> Task instructions
Report the lines of the data below that contain the string "JSON".

> Record excerpts
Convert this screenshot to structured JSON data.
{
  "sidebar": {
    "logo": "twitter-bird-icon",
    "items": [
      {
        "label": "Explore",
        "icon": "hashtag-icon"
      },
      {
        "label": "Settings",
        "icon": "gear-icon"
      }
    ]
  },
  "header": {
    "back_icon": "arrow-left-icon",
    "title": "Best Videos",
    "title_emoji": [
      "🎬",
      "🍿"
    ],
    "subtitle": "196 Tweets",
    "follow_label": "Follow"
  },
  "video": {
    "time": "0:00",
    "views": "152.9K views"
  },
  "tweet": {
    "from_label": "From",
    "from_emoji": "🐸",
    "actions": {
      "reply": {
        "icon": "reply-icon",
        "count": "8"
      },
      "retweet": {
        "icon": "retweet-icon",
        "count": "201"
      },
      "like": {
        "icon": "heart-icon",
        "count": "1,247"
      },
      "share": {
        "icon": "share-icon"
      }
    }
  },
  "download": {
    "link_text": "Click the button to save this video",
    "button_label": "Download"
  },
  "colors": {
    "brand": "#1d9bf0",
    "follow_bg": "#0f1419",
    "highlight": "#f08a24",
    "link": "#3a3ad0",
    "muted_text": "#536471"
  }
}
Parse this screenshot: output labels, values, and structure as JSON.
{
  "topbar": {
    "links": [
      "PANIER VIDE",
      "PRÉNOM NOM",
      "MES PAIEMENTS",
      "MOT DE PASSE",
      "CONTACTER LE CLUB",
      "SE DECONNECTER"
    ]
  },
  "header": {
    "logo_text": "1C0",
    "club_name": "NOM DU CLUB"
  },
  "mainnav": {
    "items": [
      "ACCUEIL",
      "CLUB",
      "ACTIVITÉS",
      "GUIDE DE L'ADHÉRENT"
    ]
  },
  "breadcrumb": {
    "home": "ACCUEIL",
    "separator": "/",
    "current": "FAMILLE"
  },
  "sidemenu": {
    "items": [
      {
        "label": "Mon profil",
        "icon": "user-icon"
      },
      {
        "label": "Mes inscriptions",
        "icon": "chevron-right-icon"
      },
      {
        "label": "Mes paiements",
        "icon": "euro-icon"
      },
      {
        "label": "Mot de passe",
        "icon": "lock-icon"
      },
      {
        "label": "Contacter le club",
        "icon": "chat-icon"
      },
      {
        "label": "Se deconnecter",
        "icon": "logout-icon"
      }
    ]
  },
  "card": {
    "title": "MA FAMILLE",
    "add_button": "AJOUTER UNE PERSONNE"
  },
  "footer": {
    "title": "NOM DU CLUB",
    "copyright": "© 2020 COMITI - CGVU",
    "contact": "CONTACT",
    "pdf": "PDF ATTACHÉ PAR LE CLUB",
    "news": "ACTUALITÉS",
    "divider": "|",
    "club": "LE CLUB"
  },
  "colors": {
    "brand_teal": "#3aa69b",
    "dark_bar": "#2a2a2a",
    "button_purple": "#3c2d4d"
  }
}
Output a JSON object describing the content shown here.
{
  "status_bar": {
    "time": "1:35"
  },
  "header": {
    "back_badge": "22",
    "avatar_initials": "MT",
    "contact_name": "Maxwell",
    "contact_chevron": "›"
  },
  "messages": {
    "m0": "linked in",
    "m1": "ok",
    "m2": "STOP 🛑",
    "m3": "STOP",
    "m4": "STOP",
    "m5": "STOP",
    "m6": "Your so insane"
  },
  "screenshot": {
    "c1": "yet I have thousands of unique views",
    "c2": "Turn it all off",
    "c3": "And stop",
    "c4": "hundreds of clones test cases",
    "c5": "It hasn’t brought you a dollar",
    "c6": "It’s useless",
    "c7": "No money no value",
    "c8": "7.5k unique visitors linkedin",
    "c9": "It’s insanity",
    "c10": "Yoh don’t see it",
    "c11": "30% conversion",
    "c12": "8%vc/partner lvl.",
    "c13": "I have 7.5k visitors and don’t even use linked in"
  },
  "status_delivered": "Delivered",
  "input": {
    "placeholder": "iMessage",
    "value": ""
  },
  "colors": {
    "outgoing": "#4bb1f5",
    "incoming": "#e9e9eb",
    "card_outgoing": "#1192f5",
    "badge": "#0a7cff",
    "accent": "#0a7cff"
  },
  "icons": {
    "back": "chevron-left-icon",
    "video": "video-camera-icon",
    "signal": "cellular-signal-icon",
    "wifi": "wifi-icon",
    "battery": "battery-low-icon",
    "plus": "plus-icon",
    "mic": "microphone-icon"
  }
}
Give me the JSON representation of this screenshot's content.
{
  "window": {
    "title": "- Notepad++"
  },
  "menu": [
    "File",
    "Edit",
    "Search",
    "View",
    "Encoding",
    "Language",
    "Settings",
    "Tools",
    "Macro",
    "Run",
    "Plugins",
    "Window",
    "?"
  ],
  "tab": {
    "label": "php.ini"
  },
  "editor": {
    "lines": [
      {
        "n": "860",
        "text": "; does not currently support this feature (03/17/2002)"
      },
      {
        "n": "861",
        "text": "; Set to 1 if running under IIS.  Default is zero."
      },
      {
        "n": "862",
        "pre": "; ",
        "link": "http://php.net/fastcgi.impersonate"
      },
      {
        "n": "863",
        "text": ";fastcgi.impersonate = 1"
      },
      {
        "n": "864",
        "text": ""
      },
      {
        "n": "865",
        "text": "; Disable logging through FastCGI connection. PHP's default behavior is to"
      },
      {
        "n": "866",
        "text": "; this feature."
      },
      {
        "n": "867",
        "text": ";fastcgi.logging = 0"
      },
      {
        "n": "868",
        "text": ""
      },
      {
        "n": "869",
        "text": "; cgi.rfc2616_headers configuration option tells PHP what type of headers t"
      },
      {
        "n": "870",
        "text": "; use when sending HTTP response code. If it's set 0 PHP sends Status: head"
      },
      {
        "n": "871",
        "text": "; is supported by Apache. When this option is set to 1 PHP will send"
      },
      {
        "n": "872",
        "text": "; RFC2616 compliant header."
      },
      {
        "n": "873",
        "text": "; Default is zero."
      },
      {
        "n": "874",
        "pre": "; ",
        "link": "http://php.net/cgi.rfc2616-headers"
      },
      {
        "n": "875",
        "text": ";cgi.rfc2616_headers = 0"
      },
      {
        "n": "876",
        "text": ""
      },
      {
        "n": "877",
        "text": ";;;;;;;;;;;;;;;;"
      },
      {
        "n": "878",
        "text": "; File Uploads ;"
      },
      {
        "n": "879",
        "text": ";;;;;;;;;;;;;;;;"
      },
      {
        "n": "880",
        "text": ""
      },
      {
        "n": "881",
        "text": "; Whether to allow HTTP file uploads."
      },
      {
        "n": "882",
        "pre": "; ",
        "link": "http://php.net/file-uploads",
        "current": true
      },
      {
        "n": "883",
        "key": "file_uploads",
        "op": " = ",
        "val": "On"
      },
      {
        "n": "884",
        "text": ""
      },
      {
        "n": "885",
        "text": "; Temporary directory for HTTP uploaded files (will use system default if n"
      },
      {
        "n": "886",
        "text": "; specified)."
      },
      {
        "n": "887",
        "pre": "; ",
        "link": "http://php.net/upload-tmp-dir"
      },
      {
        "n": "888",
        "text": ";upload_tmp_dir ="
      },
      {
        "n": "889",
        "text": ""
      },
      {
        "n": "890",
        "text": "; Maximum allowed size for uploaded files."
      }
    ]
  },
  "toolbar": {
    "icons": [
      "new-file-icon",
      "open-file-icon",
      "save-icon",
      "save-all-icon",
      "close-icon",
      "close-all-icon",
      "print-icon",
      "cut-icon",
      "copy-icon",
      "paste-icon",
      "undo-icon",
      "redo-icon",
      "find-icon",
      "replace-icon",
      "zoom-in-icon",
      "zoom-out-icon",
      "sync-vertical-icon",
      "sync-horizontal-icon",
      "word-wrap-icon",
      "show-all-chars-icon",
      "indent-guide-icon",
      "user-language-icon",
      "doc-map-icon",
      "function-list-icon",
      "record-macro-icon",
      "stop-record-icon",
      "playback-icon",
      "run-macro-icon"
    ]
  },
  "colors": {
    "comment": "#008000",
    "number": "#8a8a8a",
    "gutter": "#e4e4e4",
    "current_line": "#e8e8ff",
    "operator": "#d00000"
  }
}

> Completed exercise
Convert this screenshot to structured JSON data.
Parse this screenshot: output labels, values, and structure as JSON.
Output a JSON object describing the content shown here.
Give me the JSON representation of this screenshot's content.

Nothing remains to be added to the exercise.